But Democrats, including Rep. William H. Gray III (Pa.), chief sponsor of the original sanctions bill, disagreed and said they were delighted by the approval of the much tougher Dellums substitute.
"The message that goes from the House to the United States Senate today is, do something -- get off the dime," Gray said. Acknowledging that the disinvestment bill has virtually no chance in the Senate, Gray said there would now be "irrepressible pressure" on the Senate to approve some form of sanctions and then compromise with the House in a conference committee.
Rep. Howard E. Wolpe (D-Mich.), chairman of the House Foreign Affairs subcommittee on Africa, said the House action should also increase pressure on other western nations to impose economic sanctions on South Africa.
The House action sets the stage for a possible replay of last year's developments on South Africa, when congressional pressure forced Reagan for the first time to impose limited sanctions. Reagan signed the executive order as the Senate neared approval of a House-passed sanctions bill.
Senate Foreign Relations Committee Chairman Richard G. Lugar (R-Ind.) has scheduled hearings on South Africa next month. Lugar, who was instrumental in forcing Reagan to act last year, has said he doubts that additional sanctions would be effective in ending apartheid but has not ruled them out.
"They do send a message," he said this week.
The White House made a last-minute attempt to rally opposition to sanctions legislation. In a letter to House Minority Leader Robert H. Michel (R-Ill.), national security affairs adviser John M. Poindexter said the administration had "grave misgivings and strong opposition" to attempts to legislate economic sanctions, which he said would "erode our capacity to promote negotiations in South Africa" and are "likely further to separate an already divided society."

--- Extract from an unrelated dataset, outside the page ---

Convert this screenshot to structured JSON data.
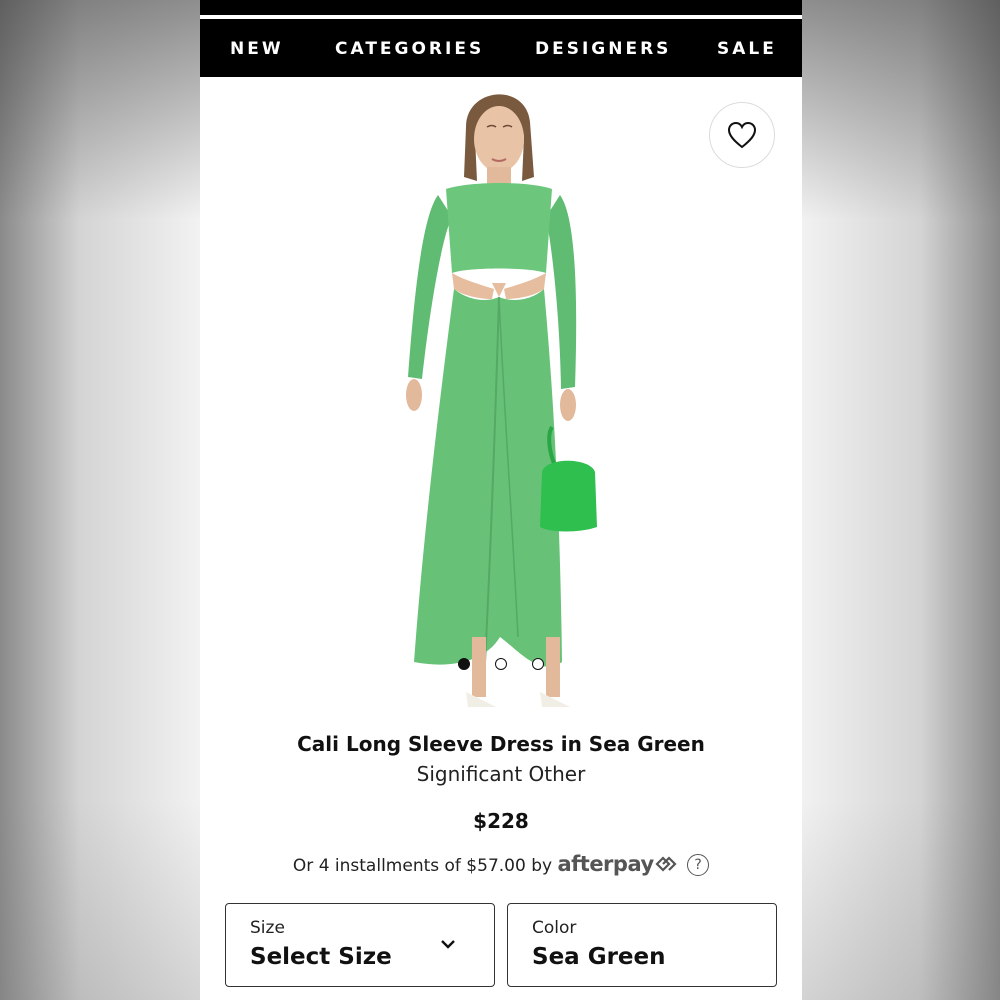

Before yesterday's vote, however, Michel acknowledged that House passage of sanctions legislation was a foregone conclusion, and probably with more Republican support than the 56 GOP lawmakers who voted for sanctions last year. Michel and other GOP leaders apparently played no role in the decision by Burton, Siljander and others not to oppose Dellums' measure.
Poindexter's objections were aimed at the milder bill sponsored by Gray. It would have immediately banned all new U.S. loans and investments in South Africa, prohibited U.S. participation in South African energy development, stopped the import of South African uranium ore, coal and steel, and denied U.S. landing rights to South Africa's national airline.

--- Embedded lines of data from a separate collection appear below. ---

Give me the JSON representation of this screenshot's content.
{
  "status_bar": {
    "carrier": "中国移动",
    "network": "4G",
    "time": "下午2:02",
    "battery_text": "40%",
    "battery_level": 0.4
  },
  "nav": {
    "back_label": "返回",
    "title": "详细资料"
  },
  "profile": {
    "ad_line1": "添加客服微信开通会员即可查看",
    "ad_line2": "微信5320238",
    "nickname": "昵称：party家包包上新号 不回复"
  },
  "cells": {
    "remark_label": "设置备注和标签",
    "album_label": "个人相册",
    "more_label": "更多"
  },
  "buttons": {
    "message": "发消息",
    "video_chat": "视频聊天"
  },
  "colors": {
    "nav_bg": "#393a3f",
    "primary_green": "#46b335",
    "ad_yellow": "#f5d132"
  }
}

The bill also called for complete disinvestment from South Africa by the U.S. computer industry within 18 months unless negotiations to dismantle apartheid had begun and South Africa had freed all political prisoners.
A measure almost identical to the Gray proposal has been introduced in the Senate.

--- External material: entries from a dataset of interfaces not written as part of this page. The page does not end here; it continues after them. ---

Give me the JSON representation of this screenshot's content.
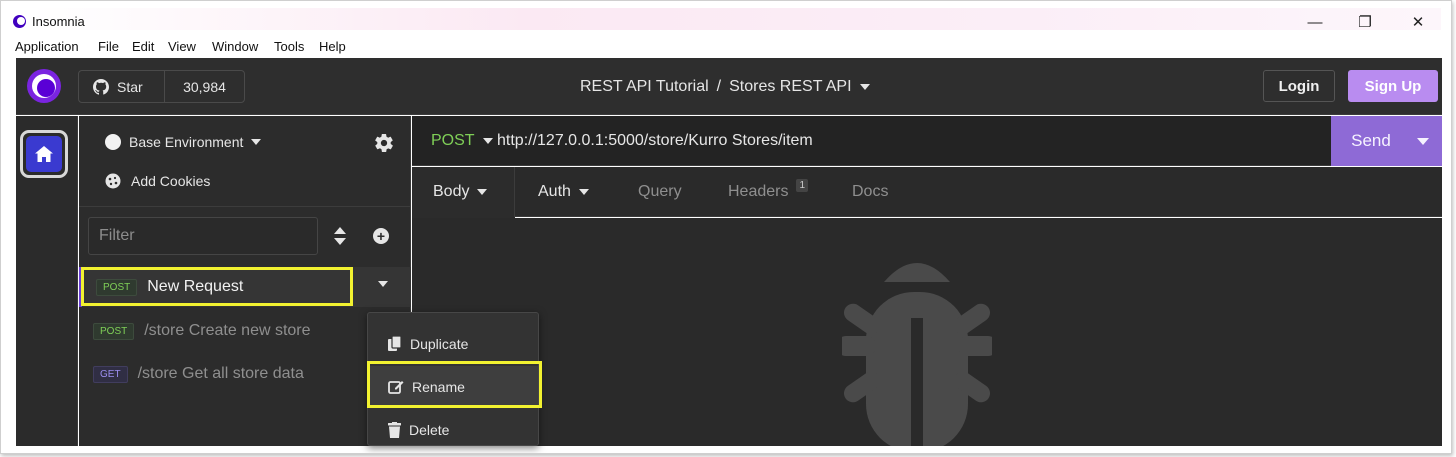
{
  "window": {
    "title": "Insomnia",
    "controls": {
      "minimize": "—",
      "restore": "❐",
      "close": "✕"
    }
  },
  "menu": [
    "Application",
    "File",
    "Edit",
    "View",
    "Window",
    "Tools",
    "Help"
  ],
  "header": {
    "star_label": "Star",
    "star_count": "30,984",
    "breadcrumb_project": "REST API Tutorial",
    "breadcrumb_sep": "/",
    "breadcrumb_collection": "Stores REST API",
    "login_label": "Login",
    "signup_label": "Sign Up"
  },
  "sidebar": {
    "environment": "Base Environment",
    "cookies": "Add Cookies",
    "filter_placeholder": "Filter",
    "requests": [
      {
        "method": "POST",
        "name": "New Request",
        "active": true
      },
      {
        "method": "POST",
        "name": "/store Create new store",
        "active": false
      },
      {
        "method": "GET",
        "name": "/store Get all store data",
        "active": false
      }
    ]
  },
  "request": {
    "method": "POST",
    "url": "http://127.0.0.1:5000/store/Kurro Stores/item",
    "send_label": "Send",
    "tabs": [
      {
        "label": "Body",
        "has_dropdown": true,
        "active": true
      },
      {
        "label": "Auth",
        "has_dropdown": true,
        "active": false
      },
      {
        "label": "Query",
        "has_dropdown": false,
        "active": false
      },
      {
        "label": "Headers",
        "badge": "1",
        "active": false
      },
      {
        "label": "Docs",
        "has_dropdown": false,
        "active": false
      }
    ]
  },
  "context_menu": {
    "items": [
      {
        "label": "Duplicate",
        "icon": "duplicate-icon"
      },
      {
        "label": "Rename",
        "icon": "edit-icon",
        "hovered": true
      },
      {
        "label": "Delete",
        "icon": "trash-icon"
      }
    ]
  },
  "colors": {
    "accent": "#7a24e0",
    "send": "#8e6ad6",
    "signup": "#b98cf0",
    "post": "#7fcf57",
    "get": "#9b8df0",
    "highlight": "#f2f230"
  }
}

After the vote on his substitute measure, Dellums, who said he was "shocked" by its sudden acceptance, embraced Rep. Mickey Leland (D-Tex.), the chairman of the Congressional Black Caucus. Leland said approval of the bill was a warning to South Africa and the Reagan administration "that it is time for decisive and aggressive action to isolate the proponents of apartheid."
Speaker Thomas P. (Tip) O'Neill Jr. (D-Mass.) called passage of the measure a sign of "the tidal wave of American revulsion against the discredited policy of 'constructive engagement.' "
Gray and other Democratic supporters of economic sanctions said they always supported the toughest possible measures against South Africa but had doubted that disinvestment legislation could be enacted. What changed the political chemistry in the House, Gray said, was the rising cycle of violence in South Africa and the government's increasingly repressive measures against the black majority.
"Congress looked at the carnage and the violations of human rights that have occurred in the last 10 days and said, that's it, we want to send the strongest possible message," he said.